When someone has been through intense suffering, it’s natural for that experience to become a large part of their lives. This can manifest in different ways; however, for those suffering from stress illness, belief has a very powerful impact on the illness itself. This is why you might often hear people who are recovering from such an illness to say they “experience” pain instead of “having” it; it’s important to believe the pain is something that you move in and out of, something that can change. Believing that it’s something you have or that you are can be a significant obstacle to recovery.

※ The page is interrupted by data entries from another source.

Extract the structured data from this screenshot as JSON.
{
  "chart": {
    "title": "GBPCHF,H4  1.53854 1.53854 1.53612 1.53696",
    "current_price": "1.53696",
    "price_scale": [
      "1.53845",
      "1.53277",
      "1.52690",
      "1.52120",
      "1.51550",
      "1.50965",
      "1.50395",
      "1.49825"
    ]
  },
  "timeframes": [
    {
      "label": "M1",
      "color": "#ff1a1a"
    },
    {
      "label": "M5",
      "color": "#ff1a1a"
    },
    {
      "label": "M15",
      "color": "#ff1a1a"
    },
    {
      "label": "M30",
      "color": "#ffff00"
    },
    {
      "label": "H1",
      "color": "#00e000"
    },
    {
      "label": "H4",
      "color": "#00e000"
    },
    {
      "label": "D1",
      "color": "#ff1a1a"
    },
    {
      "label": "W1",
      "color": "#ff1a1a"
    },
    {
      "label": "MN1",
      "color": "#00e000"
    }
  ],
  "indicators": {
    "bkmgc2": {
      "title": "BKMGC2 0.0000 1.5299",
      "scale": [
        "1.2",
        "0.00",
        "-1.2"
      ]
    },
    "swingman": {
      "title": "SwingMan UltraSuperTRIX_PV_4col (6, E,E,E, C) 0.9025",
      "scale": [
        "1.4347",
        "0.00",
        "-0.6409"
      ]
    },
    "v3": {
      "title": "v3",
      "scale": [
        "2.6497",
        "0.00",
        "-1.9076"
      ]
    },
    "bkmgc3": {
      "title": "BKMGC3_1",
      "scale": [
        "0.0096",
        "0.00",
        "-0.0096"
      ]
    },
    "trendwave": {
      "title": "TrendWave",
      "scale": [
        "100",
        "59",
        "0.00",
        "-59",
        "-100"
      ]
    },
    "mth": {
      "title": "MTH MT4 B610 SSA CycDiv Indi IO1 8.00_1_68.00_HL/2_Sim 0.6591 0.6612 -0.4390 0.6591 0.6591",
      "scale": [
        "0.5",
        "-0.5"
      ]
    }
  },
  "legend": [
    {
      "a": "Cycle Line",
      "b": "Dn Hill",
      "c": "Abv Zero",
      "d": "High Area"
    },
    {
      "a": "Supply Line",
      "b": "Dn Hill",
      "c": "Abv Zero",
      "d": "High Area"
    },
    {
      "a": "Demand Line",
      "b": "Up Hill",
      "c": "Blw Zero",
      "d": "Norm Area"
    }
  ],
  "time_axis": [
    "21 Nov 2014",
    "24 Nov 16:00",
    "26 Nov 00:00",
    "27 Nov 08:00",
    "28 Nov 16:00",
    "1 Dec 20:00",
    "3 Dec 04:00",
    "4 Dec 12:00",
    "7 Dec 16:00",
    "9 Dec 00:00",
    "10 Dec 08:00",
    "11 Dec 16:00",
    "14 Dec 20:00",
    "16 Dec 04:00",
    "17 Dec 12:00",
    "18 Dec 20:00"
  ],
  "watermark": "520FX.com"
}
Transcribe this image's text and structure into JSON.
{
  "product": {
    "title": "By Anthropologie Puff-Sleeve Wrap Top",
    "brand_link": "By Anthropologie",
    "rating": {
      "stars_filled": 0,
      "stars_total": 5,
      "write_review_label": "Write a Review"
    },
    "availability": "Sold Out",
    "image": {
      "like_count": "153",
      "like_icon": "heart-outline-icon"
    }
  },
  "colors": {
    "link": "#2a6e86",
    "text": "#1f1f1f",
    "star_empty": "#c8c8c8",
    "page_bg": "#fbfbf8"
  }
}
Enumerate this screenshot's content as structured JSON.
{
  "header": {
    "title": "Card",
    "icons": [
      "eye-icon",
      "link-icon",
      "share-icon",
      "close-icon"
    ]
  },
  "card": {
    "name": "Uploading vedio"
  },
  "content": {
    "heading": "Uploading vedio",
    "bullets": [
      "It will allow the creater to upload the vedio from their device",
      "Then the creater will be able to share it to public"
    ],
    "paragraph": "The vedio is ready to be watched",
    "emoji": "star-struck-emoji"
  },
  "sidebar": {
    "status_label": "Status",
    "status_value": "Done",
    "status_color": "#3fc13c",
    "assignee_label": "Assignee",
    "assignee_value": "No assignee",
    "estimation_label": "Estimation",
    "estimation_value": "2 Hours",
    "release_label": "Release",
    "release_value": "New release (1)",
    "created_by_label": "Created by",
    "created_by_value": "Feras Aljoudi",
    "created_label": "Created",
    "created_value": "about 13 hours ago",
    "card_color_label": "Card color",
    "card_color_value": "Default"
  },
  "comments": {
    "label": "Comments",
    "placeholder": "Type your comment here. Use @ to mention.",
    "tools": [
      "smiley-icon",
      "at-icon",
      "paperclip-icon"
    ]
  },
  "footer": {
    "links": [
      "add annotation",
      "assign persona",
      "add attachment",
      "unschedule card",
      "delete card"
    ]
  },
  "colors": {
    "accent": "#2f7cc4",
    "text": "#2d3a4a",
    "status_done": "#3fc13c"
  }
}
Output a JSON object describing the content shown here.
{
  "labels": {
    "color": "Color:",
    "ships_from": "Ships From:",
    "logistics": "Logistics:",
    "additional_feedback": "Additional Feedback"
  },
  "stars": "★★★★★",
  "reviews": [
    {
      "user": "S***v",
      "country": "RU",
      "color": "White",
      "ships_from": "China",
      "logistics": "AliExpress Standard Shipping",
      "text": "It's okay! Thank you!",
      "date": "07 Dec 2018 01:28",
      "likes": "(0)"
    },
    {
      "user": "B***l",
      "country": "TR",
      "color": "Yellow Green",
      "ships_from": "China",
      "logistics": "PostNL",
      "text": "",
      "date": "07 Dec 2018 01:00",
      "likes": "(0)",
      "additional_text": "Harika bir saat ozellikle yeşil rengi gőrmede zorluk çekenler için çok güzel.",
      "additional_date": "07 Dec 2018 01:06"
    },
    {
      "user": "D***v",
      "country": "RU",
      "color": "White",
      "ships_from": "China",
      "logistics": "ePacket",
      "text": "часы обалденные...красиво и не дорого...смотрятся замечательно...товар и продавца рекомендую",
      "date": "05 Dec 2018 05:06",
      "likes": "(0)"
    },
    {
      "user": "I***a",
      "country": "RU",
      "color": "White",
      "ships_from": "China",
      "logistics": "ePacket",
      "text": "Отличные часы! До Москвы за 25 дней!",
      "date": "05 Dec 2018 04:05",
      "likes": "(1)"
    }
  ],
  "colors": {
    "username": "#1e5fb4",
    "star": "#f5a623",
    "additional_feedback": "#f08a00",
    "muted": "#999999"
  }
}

It wasn’t until after I wrote Noise in the Body that I realized why I’d written it. It’s a common occurrence in my life for someone to ask: “Hey, do you remember [this period of time]” or “What’s going on with you right now?”. I often struggle to answer. It’s difficult for me to lightly approach the topic of “Oh during that time, I was barely surviving because my nervous system went berserk”; it’s also difficult to feign nonchalance or make something up. I kind of either want to share all of it, or none of it.
I wrote that post so that I could reference it in situations like this. Do you want to know what I was going through at that time? OK, I am very happy to share. Here is a pointer to the entire experience that you can dereference at your leisure, but I would prefer not to relive any part of it right now.
This lesson was a very important one for me to learn. I no longer want to be a pain psychologist, or to work for Curable. I don’t want to spend every day of my life helping the world recover from stress illness. However, if there are tactical, one-off ways that I can help – like showing up on a single Instagram Live session for a company that played a large role in my recovery – I’ll take the time to prepare myself for it, and I’ll do it. I’m happy to.
This illness of mine is born of ignorance and feelings of attachment. Because all living beings are sick, therefore I am sick.
If all living beings are relieved of sickness, then my sickness will be mended. Why? Because the Bodhisattva for the sake of living beings enters the realm of birth and death, and because he is in the realm of birth and death he suffers illness.
If living beings can gain release from illness, then the Bodhisattva will no longer be ill.